In Revelation 15:1 John sees another great and marvelous sign, seven angels with the seven last plagues. They are the last plagues because God’s wrath has been completed. Revelation 15-16 alludes to the book of Exodus to describe God’s final wrath on the kingdom of the beast.
Although God’s wrath is often associated with Israel’s rebellion, the prophets associate God’s wrath to eschatological events. For example, in Zephaniah 1:15 the final judgment will be a day of wrath, distress, anguish, and ruin. On that day the Lord will sweep everything away like chaff (2:2) and make a sudden end to all who live on the earth (1:18).
The wrath of God has been completed or accomplished (aorist passive of τελέω). The wrath of God is mentioned in several key passages in the book. In Revelation 6:16-17 the great day of the wrath of the Lamb “has come” and in 11:18 God’s wrath came, judged the dead and rewarded God’s servants. Those who have worshiped the beast will drink the wine of God’s wrath (14:10) and the harvest of the earth was described as grapes in the “winepress of God’s fury” (14:19). The seven bowls introduced in 15:17 and describe in chapter 16 are called “bowls full of the wrath of God” and Babylon the Great will drink the wine of God’s wrath (16:19; 19:15).
After seeing the great and wondrous sign, John sees those who have been victorious over the beast worshiping the Lamb (Rev 15:2-4). This worship scene has elements from Revelation 4-5, now familiar scenes of heavenly worship. John sees worshipers with harps beside a sea of glass mingled with fire.
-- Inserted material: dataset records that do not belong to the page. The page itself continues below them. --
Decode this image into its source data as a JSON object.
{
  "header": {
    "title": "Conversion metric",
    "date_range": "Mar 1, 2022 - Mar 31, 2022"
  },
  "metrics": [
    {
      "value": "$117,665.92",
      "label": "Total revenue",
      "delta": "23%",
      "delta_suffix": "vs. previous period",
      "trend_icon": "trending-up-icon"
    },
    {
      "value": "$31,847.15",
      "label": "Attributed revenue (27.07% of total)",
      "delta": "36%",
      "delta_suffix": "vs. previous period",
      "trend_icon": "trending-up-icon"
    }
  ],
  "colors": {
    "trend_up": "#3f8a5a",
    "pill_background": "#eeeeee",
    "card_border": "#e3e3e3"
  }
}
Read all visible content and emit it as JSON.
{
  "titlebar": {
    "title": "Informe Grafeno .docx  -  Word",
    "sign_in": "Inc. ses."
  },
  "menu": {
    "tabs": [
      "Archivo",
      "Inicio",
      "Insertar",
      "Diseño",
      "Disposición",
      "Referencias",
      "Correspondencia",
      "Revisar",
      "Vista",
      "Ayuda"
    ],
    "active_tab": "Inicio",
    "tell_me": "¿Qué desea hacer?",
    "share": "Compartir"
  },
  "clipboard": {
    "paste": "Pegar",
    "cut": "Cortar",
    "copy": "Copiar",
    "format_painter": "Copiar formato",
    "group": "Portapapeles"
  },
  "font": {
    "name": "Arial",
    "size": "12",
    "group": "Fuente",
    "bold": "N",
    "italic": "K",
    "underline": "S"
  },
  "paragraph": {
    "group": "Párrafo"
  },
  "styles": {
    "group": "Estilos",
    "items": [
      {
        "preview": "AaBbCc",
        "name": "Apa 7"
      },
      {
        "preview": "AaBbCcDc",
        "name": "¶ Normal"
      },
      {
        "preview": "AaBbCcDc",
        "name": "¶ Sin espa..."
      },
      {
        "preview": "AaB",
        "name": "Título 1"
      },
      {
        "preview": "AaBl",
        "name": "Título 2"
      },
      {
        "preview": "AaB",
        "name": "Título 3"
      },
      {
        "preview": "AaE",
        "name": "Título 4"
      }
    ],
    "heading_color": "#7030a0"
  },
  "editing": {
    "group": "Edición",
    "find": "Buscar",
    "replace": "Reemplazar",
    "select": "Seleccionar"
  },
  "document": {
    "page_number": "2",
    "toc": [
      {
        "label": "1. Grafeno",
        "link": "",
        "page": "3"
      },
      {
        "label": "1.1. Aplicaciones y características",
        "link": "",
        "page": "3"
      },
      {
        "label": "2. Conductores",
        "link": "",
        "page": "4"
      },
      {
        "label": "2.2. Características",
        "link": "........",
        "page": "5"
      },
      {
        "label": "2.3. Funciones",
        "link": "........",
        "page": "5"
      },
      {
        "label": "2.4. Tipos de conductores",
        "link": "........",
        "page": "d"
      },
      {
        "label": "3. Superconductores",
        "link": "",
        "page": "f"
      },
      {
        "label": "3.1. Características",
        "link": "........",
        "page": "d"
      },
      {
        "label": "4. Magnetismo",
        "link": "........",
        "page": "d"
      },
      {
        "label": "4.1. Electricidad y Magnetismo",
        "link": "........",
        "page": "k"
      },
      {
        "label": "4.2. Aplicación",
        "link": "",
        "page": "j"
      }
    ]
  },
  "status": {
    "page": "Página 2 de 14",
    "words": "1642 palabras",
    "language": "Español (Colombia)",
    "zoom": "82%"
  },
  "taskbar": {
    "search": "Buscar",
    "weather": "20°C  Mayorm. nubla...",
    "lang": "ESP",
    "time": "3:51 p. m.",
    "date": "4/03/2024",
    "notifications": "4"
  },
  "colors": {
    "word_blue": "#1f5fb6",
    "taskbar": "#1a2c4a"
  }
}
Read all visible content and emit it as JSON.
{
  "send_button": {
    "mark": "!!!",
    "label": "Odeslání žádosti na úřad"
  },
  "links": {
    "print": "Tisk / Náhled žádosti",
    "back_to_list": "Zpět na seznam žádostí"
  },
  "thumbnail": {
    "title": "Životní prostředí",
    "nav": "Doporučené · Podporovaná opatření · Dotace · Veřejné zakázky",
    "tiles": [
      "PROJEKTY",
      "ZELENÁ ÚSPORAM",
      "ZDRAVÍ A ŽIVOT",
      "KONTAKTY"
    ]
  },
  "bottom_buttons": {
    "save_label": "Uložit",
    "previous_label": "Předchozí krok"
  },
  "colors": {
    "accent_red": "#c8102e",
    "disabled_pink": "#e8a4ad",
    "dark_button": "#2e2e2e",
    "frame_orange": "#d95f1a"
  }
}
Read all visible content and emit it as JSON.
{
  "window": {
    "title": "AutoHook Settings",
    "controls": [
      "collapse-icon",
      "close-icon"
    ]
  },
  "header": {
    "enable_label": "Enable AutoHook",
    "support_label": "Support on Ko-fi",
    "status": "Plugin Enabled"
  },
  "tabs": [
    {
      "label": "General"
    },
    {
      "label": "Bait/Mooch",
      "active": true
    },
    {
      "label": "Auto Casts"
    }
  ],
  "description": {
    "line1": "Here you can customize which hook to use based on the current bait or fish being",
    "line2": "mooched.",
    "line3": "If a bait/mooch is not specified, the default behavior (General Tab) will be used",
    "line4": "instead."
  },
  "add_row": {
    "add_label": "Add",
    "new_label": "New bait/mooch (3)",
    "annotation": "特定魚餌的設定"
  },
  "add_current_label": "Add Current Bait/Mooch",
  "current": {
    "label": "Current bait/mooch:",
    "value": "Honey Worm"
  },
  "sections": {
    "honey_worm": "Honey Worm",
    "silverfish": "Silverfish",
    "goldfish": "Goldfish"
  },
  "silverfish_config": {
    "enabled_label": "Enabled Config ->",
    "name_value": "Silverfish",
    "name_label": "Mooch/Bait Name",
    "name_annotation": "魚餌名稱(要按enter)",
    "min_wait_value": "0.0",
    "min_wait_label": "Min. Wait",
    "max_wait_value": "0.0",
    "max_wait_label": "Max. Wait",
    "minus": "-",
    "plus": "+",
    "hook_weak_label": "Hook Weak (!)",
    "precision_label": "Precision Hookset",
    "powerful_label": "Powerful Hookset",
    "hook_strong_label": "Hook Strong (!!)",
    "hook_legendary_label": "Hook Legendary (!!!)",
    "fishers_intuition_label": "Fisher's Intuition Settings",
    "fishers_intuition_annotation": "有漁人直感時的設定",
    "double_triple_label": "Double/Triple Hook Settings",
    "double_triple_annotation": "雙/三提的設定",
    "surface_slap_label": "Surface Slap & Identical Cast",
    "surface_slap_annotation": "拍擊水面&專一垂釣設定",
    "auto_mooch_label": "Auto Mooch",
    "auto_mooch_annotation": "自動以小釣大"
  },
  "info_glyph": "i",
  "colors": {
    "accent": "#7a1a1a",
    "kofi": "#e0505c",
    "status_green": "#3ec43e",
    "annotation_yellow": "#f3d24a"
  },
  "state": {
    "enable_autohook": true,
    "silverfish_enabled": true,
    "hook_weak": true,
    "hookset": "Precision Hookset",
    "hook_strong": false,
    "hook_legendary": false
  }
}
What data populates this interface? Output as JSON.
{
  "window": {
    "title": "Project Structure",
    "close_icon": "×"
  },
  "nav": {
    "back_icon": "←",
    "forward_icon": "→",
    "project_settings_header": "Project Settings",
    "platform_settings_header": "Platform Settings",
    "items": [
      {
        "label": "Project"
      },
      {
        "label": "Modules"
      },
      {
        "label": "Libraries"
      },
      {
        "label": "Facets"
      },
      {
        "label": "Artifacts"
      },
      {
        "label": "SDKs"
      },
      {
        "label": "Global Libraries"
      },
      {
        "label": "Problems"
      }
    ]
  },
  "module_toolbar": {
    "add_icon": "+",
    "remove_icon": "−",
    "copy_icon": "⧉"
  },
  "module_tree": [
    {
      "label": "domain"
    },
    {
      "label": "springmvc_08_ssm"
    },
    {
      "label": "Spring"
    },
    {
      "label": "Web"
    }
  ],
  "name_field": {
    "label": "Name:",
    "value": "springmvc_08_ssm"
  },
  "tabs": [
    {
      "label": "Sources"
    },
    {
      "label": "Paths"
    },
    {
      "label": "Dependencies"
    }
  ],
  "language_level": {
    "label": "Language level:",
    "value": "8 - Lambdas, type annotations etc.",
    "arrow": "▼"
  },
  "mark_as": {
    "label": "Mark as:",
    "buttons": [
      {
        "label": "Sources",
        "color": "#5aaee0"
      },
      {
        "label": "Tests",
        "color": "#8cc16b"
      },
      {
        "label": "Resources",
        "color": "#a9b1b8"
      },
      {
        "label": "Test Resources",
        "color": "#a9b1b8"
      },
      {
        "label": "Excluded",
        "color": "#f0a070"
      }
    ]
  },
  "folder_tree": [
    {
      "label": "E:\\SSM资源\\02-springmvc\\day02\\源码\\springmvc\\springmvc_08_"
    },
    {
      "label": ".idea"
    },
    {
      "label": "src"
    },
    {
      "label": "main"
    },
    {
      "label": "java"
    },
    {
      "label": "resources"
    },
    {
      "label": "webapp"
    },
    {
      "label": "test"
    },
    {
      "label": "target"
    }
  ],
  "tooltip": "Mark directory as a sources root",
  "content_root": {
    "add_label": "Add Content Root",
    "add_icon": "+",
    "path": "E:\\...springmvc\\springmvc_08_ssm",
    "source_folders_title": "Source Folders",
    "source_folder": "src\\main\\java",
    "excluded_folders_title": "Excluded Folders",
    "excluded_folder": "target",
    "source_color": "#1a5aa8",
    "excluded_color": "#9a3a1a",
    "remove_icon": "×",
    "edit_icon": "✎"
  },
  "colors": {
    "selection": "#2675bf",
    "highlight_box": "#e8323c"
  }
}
The worshipers are the ones who are conquered the beast, its image and the number of his name. Although the text does not say they have been killed, that they are worshiping in a heavenly seem implies they have refused to worship the image of the beast or take his number. Like the souls under the altar in Revelation 6:9-11 and the 144,000 in 14:1-5, they have been killed by the beast and are now worshiping the Lamb.
The song they are singing is identified as the “Song of Moses and the Song of the Lamb.” The Song of Moses is found in Exodus 15:1-18, Deuteronomy 31:30-32:43 and Psalm 90. The problem is the Song of Moses in Revelation 15 has no literary relationship between the song of Moses in the Old Testament. Perhaps what follows is only the Song of the Lamb and the reader is assumed to know what the song of Moses is.
The context of the original song is important: God rescued his people out of Egypt, he overcame the Egyptians and their gods. There are obvious connections between the following judgments and plagues in Exodus. God is working again to preserve his people by sending plagues on their enemies.
The seven angels are given “bowls filled with the wrath of God” (Rev 15:5-8). The angels come out of the open “the sanctuary of the tent.” This is another allusion to Exodus. The tent of meeting was the place where Moses spoke face to face with the Lord. Temples with open doors were considered a “bad sign” in the ancient world. David Aune lists several sources indicating a temple door opening by itself was a sign of God’s wrath (2:878). Like angels in Daniel, these angels are dressed in white with a gold sash.
When the four living creatures given these angels the bowls of God’s wrath, the whole sanctuary is filled with the smoke of the glory of God (15:8). This is another allusion to Exodus: when the ark was installed in the Tabernacle the tent was filled with a cloud, representing the glory of God (Exodus 40:34-35).